The remaining exception is to the refusal of the trial justice to grant defendant's motion for a new trial based on the usual grounds. In passing on the motion and in referring to the question of liability he stated that in his opinion substantial justice was done by the verdict and that there was evidence which justified the jury in reaching its conclusion on that issue. He then carefully reviewed the amount of the damages awarded and came to the conclusion that in the circumstances he was not prepared to say that the verdict was grossly excessive. Under our well-settled rule the decision of the trial justice on such a motion is ordinarily entitled to great weight.
In support of its exception the defendant, although referring to evidence allegedly showing that the plaintiff was guilty of contributory negligence, relies chiefly on its contention that the amount of the verdict is grossly excessive. We have examined the evidence bearing on that question. It appears that as a result of the accident the plaintiff's automobile was so badly damaged that it was sold as junk; his chest and abdomen were severely bruised as were his left arm and right leg at the knee; three ribs on his left side were fractured, two others were cracked and three ribs on his right side were somewhat injured; also his lower back and neck were strained; and his nervous system was affected. He suffered steady pain for three weeks especially in breathing and thereafter intermittent pain for which he was given drugs. He was discharged by the doctor after three months' treatment which included strapping, therapy, short wave and heat, but he testified that he still felt the effects of the accident.

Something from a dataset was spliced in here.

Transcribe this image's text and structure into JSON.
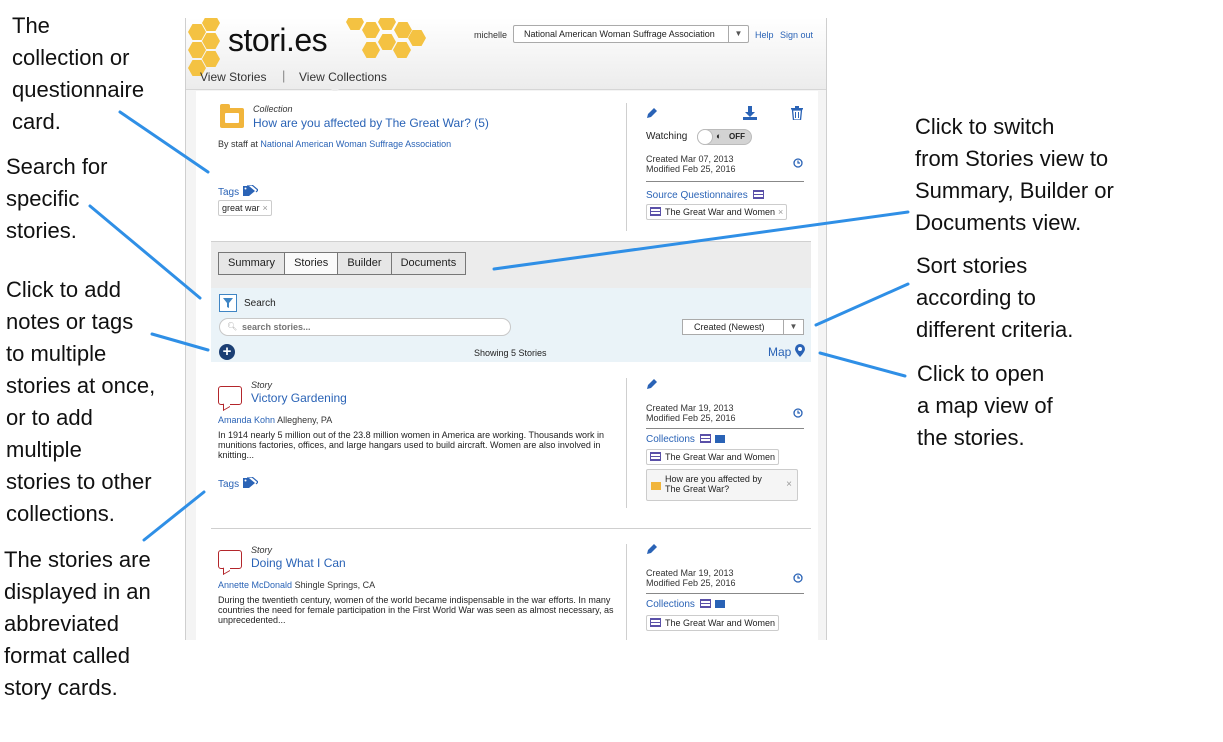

There was evidence from which the jury could find that his actual money loss covering doctors' bills, X-ray costs, treatment at the hospital immediately after the accident, damage to his automobile and loss of income from his restaurant amounted to approximately $1600. There was also evidence that before the accident the plaintiff stuttered to some extent and that the nervous shock he suffered at that time seriously aggravated and increased this impediment in his speech. An examination of the transcript of the evidence as reported clearly shows that at the time of the trial the plaintiff on occasion had considerable difficulty in expressing himself. Presumably the amount of the verdict in excess of $1600 was for the plaintiff's pain and suffering, any future results of the accident, and the injury to his nervous system which allegedly aggravated his speech impediment.
Although at first impression the verdict seems large, nevertheless upon consideration of the pertinent evidence and in view of the decision of the trial justice who saw and heard the witnesses, we are unable to find that it is grossly excessive. We cannot say that the action of the trial justice in denying the defendant's motion was clearly wrong, and its exception to his decision is overruled.
All of the defendant's exceptions are overruled, and the case is remitted to the superior court for entry of judgment on the verdict.
FLYNN, C. J., not participating.